▶

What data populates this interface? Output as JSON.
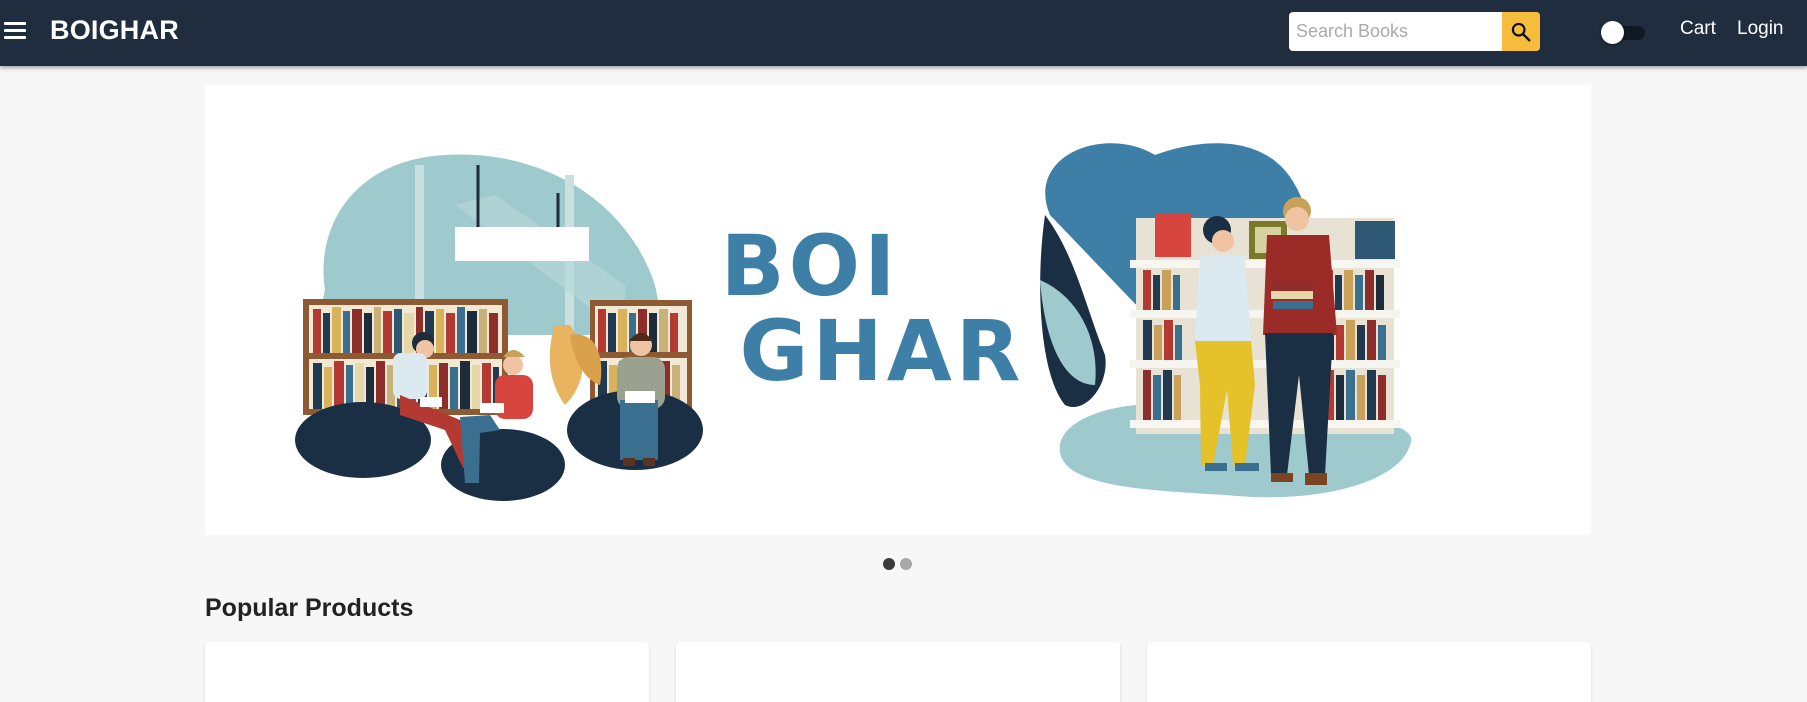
{
  "header": {
    "menu_icon": "hamburger-menu-icon",
    "brand": "BOIGHAR",
    "search": {
      "placeholder": "Search Books",
      "value": "",
      "button_icon": "search-icon"
    },
    "theme_toggle": {
      "checked": false
    },
    "links": {
      "cart": "Cart",
      "login": "Login"
    }
  },
  "banner": {
    "slide_title_line1": "BOI",
    "slide_title_line2": "GHAR",
    "slide_count": 2,
    "active_slide": 1
  },
  "popular_products": {
    "title": "Popular Products",
    "cards_visible": 3
  },
  "colors": {
    "appbar_bg": "#202d3e",
    "accent_yellow": "#f6bd3c",
    "banner_blue": "#3d7fa6",
    "page_bg": "#f7f7f7"
  }
}
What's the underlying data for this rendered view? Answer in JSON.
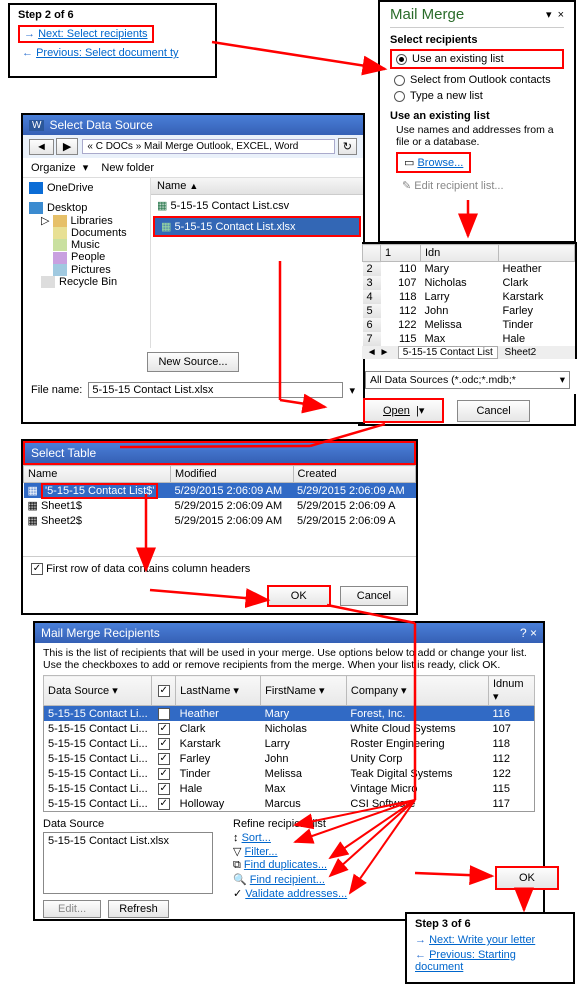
{
  "step2": {
    "title": "Step 2 of 6",
    "next": "Next: Select recipients",
    "prev": "Previous: Select document ty"
  },
  "mailmerge": {
    "title": "Mail Merge",
    "section1": "Select recipients",
    "opt_existing": "Use an existing list",
    "opt_outlook": "Select from Outlook contacts",
    "opt_new": "Type a new list",
    "section2": "Use an existing list",
    "help": "Use names and addresses from a file or a database.",
    "browse": "Browse...",
    "edit": "Edit recipient list..."
  },
  "datasource": {
    "title": "Select Data Source",
    "breadcrumb": "« C DOCs » Mail Merge Outlook, EXCEL, Word",
    "organize": "Organize",
    "newfolder": "New folder",
    "col_name": "Name",
    "tree": [
      "OneDrive",
      "Desktop",
      "Libraries",
      "Documents",
      "Music",
      "People",
      "Pictures",
      "Recycle Bin"
    ],
    "file_csv": "5-15-15 Contact List.csv",
    "file_xlsx": "5-15-15 Contact List.xlsx",
    "newsource": "New Source...",
    "filename_label": "File name:",
    "filename_value": "5-15-15 Contact List.xlsx",
    "filter": "All Data Sources (*.odc;*.mdb;*",
    "open": "Open",
    "cancel": "Cancel"
  },
  "excel_preview": {
    "headers": [
      "Idn"
    ],
    "rows": [
      [
        "110",
        "Mary",
        "Heather"
      ],
      [
        "107",
        "Nicholas",
        "Clark"
      ],
      [
        "118",
        "Larry",
        "Karstark"
      ],
      [
        "112",
        "John",
        "Farley"
      ],
      [
        "122",
        "Melissa",
        "Tinder"
      ],
      [
        "115",
        "Max",
        "Hale"
      ]
    ],
    "tabs": [
      "5-15-15 Contact List",
      "Sheet2"
    ]
  },
  "selecttable": {
    "title": "Select Table",
    "cols": [
      "Name",
      "Modified",
      "Created"
    ],
    "rows": [
      [
        "'5-15-15 Contact List$'",
        "5/29/2015 2:06:09 AM",
        "5/29/2015 2:06:09 AM"
      ],
      [
        "Sheet1$",
        "5/29/2015 2:06:09 AM",
        "5/29/2015 2:06:09 A"
      ],
      [
        "Sheet2$",
        "5/29/2015 2:06:09 AM",
        "5/29/2015 2:06:09 A"
      ]
    ],
    "firstrow": "First row of data contains column headers",
    "ok": "OK",
    "cancel": "Cancel"
  },
  "recipients": {
    "title": "Mail Merge Recipients",
    "desc": "This is the list of recipients that will be used in your merge. Use options below to add or change your list. Use the checkboxes to add or remove recipients from the merge.  When your list is ready, click OK.",
    "cols": [
      "Data Source",
      "",
      "LastName",
      "FirstName",
      "Company",
      "Idnum"
    ],
    "rows": [
      [
        "5-15-15 Contact Li...",
        "Heather",
        "Mary",
        "Forest, Inc.",
        "116"
      ],
      [
        "5-15-15 Contact Li...",
        "Clark",
        "Nicholas",
        "White Cloud Systems",
        "107"
      ],
      [
        "5-15-15 Contact Li...",
        "Karstark",
        "Larry",
        "Roster Engineering",
        "118"
      ],
      [
        "5-15-15 Contact Li...",
        "Farley",
        "John",
        "Unity Corp",
        "112"
      ],
      [
        "5-15-15 Contact Li...",
        "Tinder",
        "Melissa",
        "Teak Digital Systems",
        "122"
      ],
      [
        "5-15-15 Contact Li...",
        "Hale",
        "Max",
        "Vintage Micro",
        "115"
      ],
      [
        "5-15-15 Contact Li...",
        "Holloway",
        "Marcus",
        "CSI Software",
        "117"
      ]
    ],
    "ds_section": "Data Source",
    "ds_file": "5-15-15 Contact List.xlsx",
    "refine_section": "Refine recipient list",
    "sort": "Sort...",
    "filter": "Filter...",
    "dup": "Find duplicates...",
    "find": "Find recipient...",
    "validate": "Validate addresses...",
    "edit": "Edit...",
    "refresh": "Refresh",
    "ok": "OK"
  },
  "step3": {
    "title": "Step 3 of 6",
    "next": "Next: Write your letter",
    "prev": "Previous: Starting document"
  }
}
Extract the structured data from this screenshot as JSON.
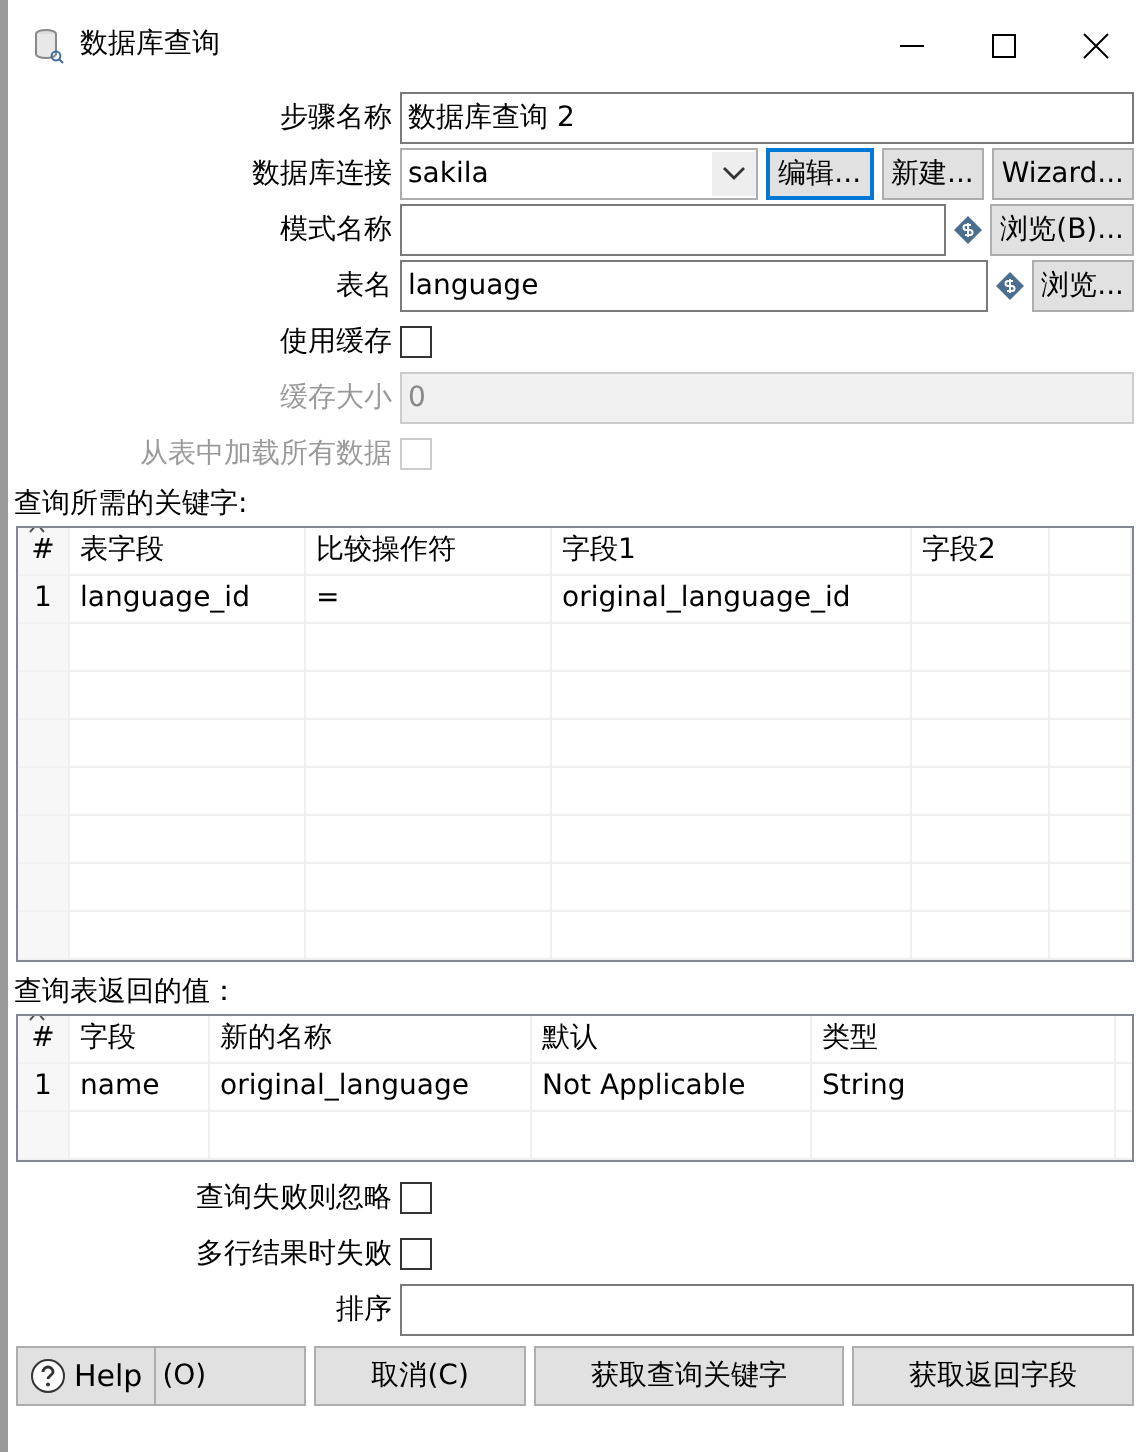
{
  "window": {
    "title": "数据库查询"
  },
  "form": [
    {
      "kind": "text",
      "label": "步骤名称",
      "value": "数据库查询 2",
      "disabled": false
    },
    {
      "kind": "select",
      "label": "数据库连接",
      "value": "sakila",
      "buttons": [
        {
          "label": "编辑...",
          "focused": true
        },
        {
          "label": "新建...",
          "focused": false
        },
        {
          "label": "Wizard...",
          "focused": false
        }
      ]
    },
    {
      "kind": "text",
      "label": "模式名称",
      "disabled": false,
      "variable_icon": true,
      "buttons": [
        {
          "label": "浏览(B)...",
          "focused": false
        }
      ]
    },
    {
      "kind": "text",
      "label": "表名",
      "value": "language",
      "disabled": false,
      "variable_icon": true,
      "buttons": [
        {
          "label": "浏览...",
          "focused": false
        }
      ]
    },
    {
      "kind": "checkbox",
      "label": "使用缓存",
      "checked": false,
      "disabled": false
    },
    {
      "kind": "text",
      "label": "缓存大小",
      "value": "0",
      "disabled": true
    },
    {
      "kind": "checkbox",
      "label": "从表中加载所有数据",
      "checked": false,
      "disabled": true
    }
  ],
  "keys_table": {
    "title": "查询所需的关键字:",
    "columns": [
      "#",
      "表字段",
      "比较操作符",
      "字段1",
      "字段2"
    ],
    "rows": [
      [
        "1",
        "language_id",
        "=",
        "original_language_id",
        ""
      ]
    ]
  },
  "return_table": {
    "title": "查询表返回的值：",
    "columns": [
      "#",
      "字段",
      "新的名称",
      "默认",
      "类型"
    ],
    "rows": [
      [
        "1",
        "name",
        "original_language",
        "Not Applicable",
        "String"
      ]
    ]
  },
  "options": [
    {
      "kind": "checkbox",
      "label": "查询失败则忽略",
      "checked": false,
      "disabled": false
    },
    {
      "kind": "checkbox",
      "label": "多行结果时失败",
      "checked": false,
      "disabled": false
    },
    {
      "kind": "text",
      "label": "排序",
      "disabled": false
    }
  ],
  "help_button": {
    "label": "Help"
  },
  "buttons": [
    "(O)",
    "取消(C)",
    "获取查询关键字",
    "获取返回字段"
  ]
}
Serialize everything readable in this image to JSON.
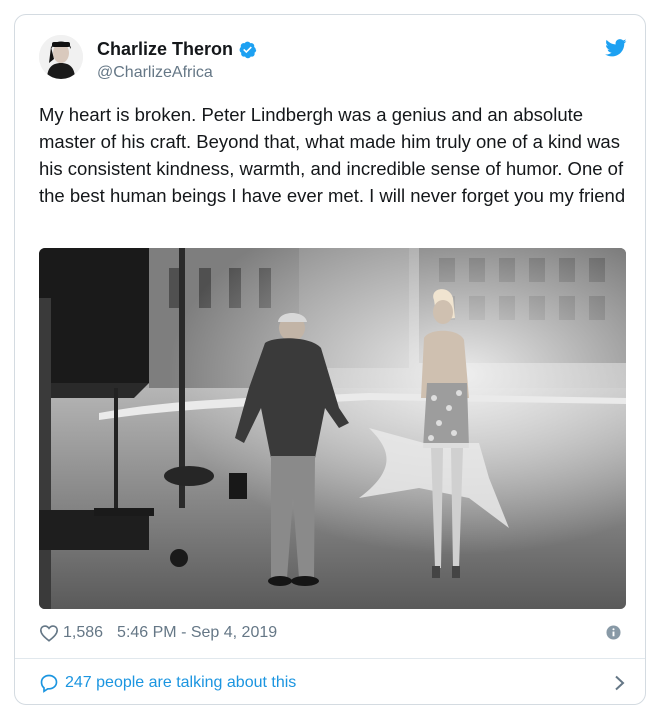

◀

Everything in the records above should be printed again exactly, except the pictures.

What data populates this interface? Output as JSON.
{
  "header": {
    "menu_icon": "hamburger-menu-icon",
    "brand": "BOIGHAR",
    "search": {
      "placeholder": "Search Books",
      "value": "",
      "button_icon": "search-icon"
    },
    "theme_toggle": {
      "checked": false
    },
    "links": {
      "cart": "Cart",
      "login": "Login"
    }
  },
  "banner": {
    "slide_title_line1": "BOI",
    "slide_title_line2": "GHAR",
    "slide_count": 2,
    "active_slide": 1
  },
  "popular_products": {
    "title": "Popular Products",
    "cards_visible": 3
  },
  "colors": {
    "appbar_bg": "#202d3e",
    "accent_yellow": "#f6bd3c",
    "banner_blue": "#3d7fa6",
    "page_bg": "#f7f7f7"
  }
}
What's the underlying data for this rendered view? Answer in JSON.
{
  "step2": {
    "title": "Step 2 of 6",
    "next": "Next: Select recipients",
    "prev": "Previous: Select document ty"
  },
  "mailmerge": {
    "title": "Mail Merge",
    "section1": "Select recipients",
    "opt_existing": "Use an existing list",
    "opt_outlook": "Select from Outlook contacts",
    "opt_new": "Type a new list",
    "section2": "Use an existing list",
    "help": "Use names and addresses from a file or a database.",
    "browse": "Browse...",
    "edit": "Edit recipient list..."
  },
  "datasource": {
    "title": "Select Data Source",
    "breadcrumb": "« C DOCs » Mail Merge Outlook, EXCEL, Word",
    "organize": "Organize",
    "newfolder": "New folder",
    "col_name": "Name",
    "tree": [
      "OneDrive",
      "Desktop",
      "Libraries",
      "Documents",
      "Music",
      "People",
      "Pictures",
      "Recycle Bin"
    ],
    "file_csv": "5-15-15 Contact List.csv",
    "file_xlsx": "5-15-15 Contact List.xlsx",
    "newsource": "New Source...",
    "filename_label": "File name:",
    "filename_value": "5-15-15 Contact List.xlsx",
    "filter": "All Data Sources (*.odc;*.mdb;*",
    "open": "Open",
    "cancel": "Cancel"
  },
  "excel_preview": {
    "headers": [
      "Idn"
    ],
    "rows": [
      [
        "110",
        "Mary",
        "Heather"
      ],
      [
        "107",
        "Nicholas",
        "Clark"
      ],
      [
        "118",
        "Larry",
        "Karstark"
      ],
      [
        "112",
        "John",
        "Farley"
      ],
      [
        "122",
        "Melissa",
        "Tinder"
      ],
      [
        "115",
        "Max",
        "Hale"
      ]
    ],
    "tabs": [
      "5-15-15 Contact List",
      "Sheet2"
    ]
  },
  "selecttable": {
    "title": "Select Table",
    "cols": [
      "Name",
      "Modified",
      "Created"
    ],
    "rows": [
      [
        "'5-15-15 Contact List$'",
        "5/29/2015 2:06:09 AM",
        "5/29/2015 2:06:09 AM"
      ],
      [
        "Sheet1$",
        "5/29/2015 2:06:09 AM",
        "5/29/2015 2:06:09 A"
      ],
      [
        "Sheet2$",
        "5/29/2015 2:06:09 AM",
        "5/29/2015 2:06:09 A"
      ]
    ],
    "firstrow": "First row of data contains column headers",
    "ok": "OK",
    "cancel": "Cancel"
  },
  "recipients": {
    "title": "Mail Merge Recipients",
    "desc": "This is the list of recipients that will be used in your merge. Use options below to add or change your list. Use the checkboxes to add or remove recipients from the merge.  When your list is ready, click OK.",
    "cols": [
      "Data Source",
      "",
      "LastName",
      "FirstName",
      "Company",
      "Idnum"
    ],
    "rows": [
      [
        "5-15-15 Contact Li...",
        "Heather",
        "Mary",
        "Forest, Inc.",
        "116"
      ],
      [
        "5-15-15 Contact Li...",
        "Clark",
        "Nicholas",
        "White Cloud Systems",
        "107"
      ],
      [
        "5-15-15 Contact Li...",
        "Karstark",
        "Larry",
        "Roster Engineering",
        "118"
      ],
      [
        "5-15-15 Contact Li...",
        "Farley",
        "John",
        "Unity Corp",
        "112"
      ],
      [
        "5-15-15 Contact Li...",
        "Tinder",
        "Melissa",
        "Teak Digital Systems",
        "122"
      ],
      [
        "5-15-15 Contact Li...",
        "Hale",
        "Max",
        "Vintage Micro",
        "115"
      ],
      [
        "5-15-15 Contact Li...",
        "Holloway",
        "Marcus",
        "CSI Software",
        "117"
      ]
    ],
    "ds_section": "Data Source",
    "ds_file": "5-15-15 Contact List.xlsx",
    "refine_section": "Refine recipient list",
    "sort": "Sort...",
    "filter": "Filter...",
    "dup": "Find duplicates...",
    "find": "Find recipient...",
    "validate": "Validate addresses...",
    "edit": "Edit...",
    "refresh": "Refresh",
    "ok": "OK"
  },
  "step3": {
    "title": "Step 3 of 6",
    "next": "Next: Write your letter",
    "prev": "Previous: Starting document"
  }
}
Extract the structured data from this screenshot as JSON.
{
  "window": {
    "title": "数据库查询"
  },
  "form": [
    {
      "kind": "text",
      "label": "步骤名称",
      "value": "数据库查询 2",
      "disabled": false
    },
    {
      "kind": "select",
      "label": "数据库连接",
      "value": "sakila",
      "buttons": [
        {
          "label": "编辑...",
          "focused": true
        },
        {
          "label": "新建...",
          "focused": false
        },
        {
          "label": "Wizard...",
          "focused": false
        }
      ]
    },
    {
      "kind": "text",
      "label": "模式名称",
      "disabled": false,
      "variable_icon": true,
      "buttons": [
        {
          "label": "浏览(B)...",
          "focused": false
        }
      ]
    },
    {
      "kind": "text",
      "label": "表名",
      "value": "language",
      "disabled": false,
      "variable_icon": true,
      "buttons": [
        {
          "label": "浏览...",
          "focused": false
        }
      ]
    },
    {
      "kind": "checkbox",
      "label": "使用缓存",
      "checked": false,
      "disabled": false
    },
    {
      "kind": "text",
      "label": "缓存大小",
      "value": "0",
      "disabled": true
    },
    {
      "kind": "checkbox",
      "label": "从表中加载所有数据",
      "checked": false,
      "disabled": true
    }
  ],
  "keys_table": {
    "title": "查询所需的关键字:",
    "columns": [
      "#",
      "表字段",
      "比较操作符",
      "字段1",
      "字段2"
    ],
    "rows": [
      [
        "1",
        "language_id",
        "=",
        "original_language_id",
        ""
      ]
    ]
  },
  "return_table": {
    "title": "查询表返回的值：",
    "columns": [
      "#",
      "字段",
      "新的名称",
      "默认",
      "类型"
    ],
    "rows": [
      [
        "1",
        "name",
        "original_language",
        "Not Applicable",
        "String"
      ]
    ]
  },
  "options": [
    {
      "kind": "checkbox",
      "label": "查询失败则忽略",
      "checked": false,
      "disabled": false
    },
    {
      "kind": "checkbox",
      "label": "多行结果时失败",
      "checked": false,
      "disabled": false
    },
    {
      "kind": "text",
      "label": "排序",
      "disabled": false
    }
  ],
  "help_button": {
    "label": "Help"
  },
  "buttons": [
    "(O)",
    "取消(C)",
    "获取查询关键字",
    "获取返回字段"
  ]
}
Serialize everything readable in this image to JSON.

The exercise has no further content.